What is this FDE?
A fixed drug eruption (FDE) is an adverse cutaneous reaction to an ingested drug, characterized by the formation of a solitary, but at times multiple, plaque, bulla, or erosion; if the patient is rechallenged with the offending drug, the FDE occurs repeatedly at the identical skin site (i.e., fixed) within hours of ingestion.
Causes of Fixed Drug Eruption
Clearly some sort of allergy is involved but exactly how an FDE arises and in particular why just certain areas of skin are affected, has not been worked out.
Symptoms of Fixed Drug Eruption
Fresh lesions are well defined, round or oval patches of redness and swelling of the skin, sometimes surmounted by a blister.

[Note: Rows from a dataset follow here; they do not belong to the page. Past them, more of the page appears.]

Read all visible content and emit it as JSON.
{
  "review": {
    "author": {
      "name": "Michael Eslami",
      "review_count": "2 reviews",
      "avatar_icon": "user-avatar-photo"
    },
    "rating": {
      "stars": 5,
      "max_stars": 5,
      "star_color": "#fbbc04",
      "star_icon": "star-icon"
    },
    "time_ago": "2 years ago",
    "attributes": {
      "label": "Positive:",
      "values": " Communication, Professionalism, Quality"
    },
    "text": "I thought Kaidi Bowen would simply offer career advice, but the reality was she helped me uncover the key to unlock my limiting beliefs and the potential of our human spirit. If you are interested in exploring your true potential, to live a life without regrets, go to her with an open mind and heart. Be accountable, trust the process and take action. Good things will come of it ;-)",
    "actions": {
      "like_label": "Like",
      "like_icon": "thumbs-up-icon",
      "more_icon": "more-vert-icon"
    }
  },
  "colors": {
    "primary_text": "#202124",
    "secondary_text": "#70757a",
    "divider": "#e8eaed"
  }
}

This then fades to a purplish or brown colour.Local or general symptoms accompanying an FDE are mild or absent.
Made on clinical grounds. Readministration of the drug confirms diagnosis but should be avoided.
Treatment of Lesion(s)

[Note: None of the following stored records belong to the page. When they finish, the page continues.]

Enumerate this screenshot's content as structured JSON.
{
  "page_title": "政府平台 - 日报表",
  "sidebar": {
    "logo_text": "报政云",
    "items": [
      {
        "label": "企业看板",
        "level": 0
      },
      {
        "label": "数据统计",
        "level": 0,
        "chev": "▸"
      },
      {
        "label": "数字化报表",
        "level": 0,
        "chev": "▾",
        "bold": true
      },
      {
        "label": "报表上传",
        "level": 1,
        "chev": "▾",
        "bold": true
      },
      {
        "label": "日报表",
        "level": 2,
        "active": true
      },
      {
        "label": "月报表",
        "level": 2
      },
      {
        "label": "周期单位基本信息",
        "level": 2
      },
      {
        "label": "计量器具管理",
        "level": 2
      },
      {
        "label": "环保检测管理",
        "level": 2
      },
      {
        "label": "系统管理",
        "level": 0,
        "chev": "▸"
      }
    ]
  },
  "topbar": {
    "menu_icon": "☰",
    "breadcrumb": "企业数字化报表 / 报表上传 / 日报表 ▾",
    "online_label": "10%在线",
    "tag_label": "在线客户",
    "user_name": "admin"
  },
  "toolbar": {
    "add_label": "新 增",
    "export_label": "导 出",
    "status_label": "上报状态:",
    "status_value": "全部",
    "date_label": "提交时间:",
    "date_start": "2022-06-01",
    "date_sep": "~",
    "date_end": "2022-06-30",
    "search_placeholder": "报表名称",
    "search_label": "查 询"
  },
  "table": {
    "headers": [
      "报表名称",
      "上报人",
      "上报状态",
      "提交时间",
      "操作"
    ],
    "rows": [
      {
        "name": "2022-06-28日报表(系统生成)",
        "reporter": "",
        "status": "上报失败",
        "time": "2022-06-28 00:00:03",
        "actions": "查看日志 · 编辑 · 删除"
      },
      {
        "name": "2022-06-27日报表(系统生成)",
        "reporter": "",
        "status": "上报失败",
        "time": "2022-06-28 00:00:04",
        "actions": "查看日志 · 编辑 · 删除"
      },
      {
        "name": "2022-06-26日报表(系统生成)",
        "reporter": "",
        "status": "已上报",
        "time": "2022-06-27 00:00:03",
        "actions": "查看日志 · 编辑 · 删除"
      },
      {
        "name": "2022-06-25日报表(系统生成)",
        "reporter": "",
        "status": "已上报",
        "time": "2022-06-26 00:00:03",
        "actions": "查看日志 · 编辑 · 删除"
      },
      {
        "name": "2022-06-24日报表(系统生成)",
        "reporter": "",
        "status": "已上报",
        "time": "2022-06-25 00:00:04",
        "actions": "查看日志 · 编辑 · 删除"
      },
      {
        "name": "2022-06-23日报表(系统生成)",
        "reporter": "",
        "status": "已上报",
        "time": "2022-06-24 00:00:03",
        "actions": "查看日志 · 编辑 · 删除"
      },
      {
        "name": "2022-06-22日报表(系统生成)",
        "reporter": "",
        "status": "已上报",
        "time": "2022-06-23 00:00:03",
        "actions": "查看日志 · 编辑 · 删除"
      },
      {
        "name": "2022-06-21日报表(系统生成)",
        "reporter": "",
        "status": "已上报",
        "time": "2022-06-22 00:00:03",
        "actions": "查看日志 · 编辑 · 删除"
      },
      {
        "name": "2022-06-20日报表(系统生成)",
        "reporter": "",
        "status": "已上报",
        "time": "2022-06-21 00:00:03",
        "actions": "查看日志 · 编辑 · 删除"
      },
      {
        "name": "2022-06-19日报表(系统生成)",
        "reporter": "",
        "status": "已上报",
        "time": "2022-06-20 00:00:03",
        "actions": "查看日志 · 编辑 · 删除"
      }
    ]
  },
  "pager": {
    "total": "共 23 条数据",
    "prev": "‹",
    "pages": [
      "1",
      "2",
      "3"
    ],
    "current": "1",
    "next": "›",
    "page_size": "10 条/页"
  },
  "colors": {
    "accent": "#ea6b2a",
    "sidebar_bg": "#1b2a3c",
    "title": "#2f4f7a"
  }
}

Identify and withhold the offending drug. A newly erupted lesion of FDE presents as an inflammatory plaque, with or without erosion. Noneroded lesions can be treated with a potent topical glucocorticoid ointment or intralesional triamcinolone. Eroded cutaneous lesions can be treated with bacitracin or Silvadene ointment and a dressing until the site is reepithelialized. Postinflammatory hyperpigmentation (dermal melanin) may persist at the site of an FDE for months or years and does not respond to hydroquinone therapy.

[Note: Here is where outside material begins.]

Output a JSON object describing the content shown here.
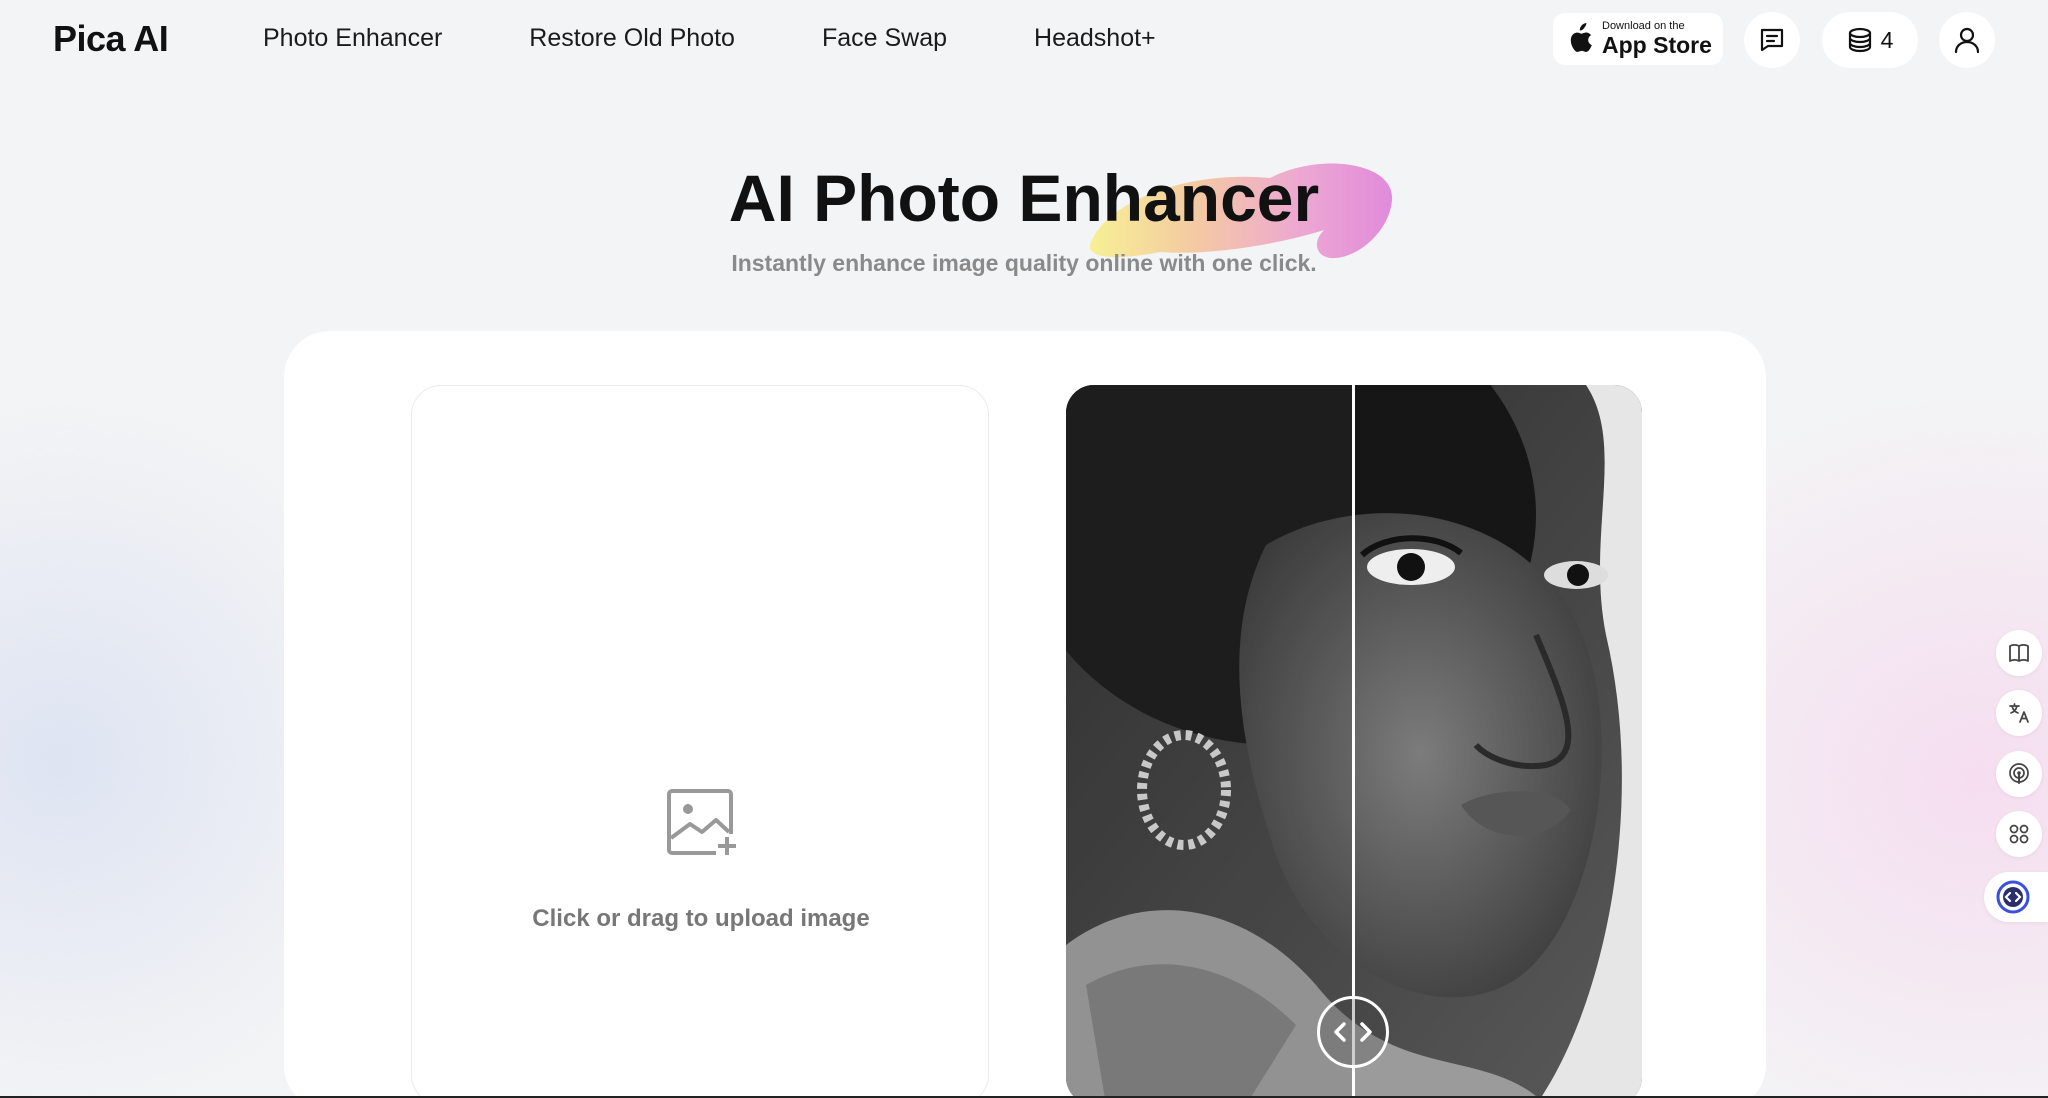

We are not yet sure of what medicines may have caused Kiko's FDE. It's either the paracetamol or antibiotic but for the meantime, Dra. Nunez gave him a betamethasone cream to be applied on the affected area.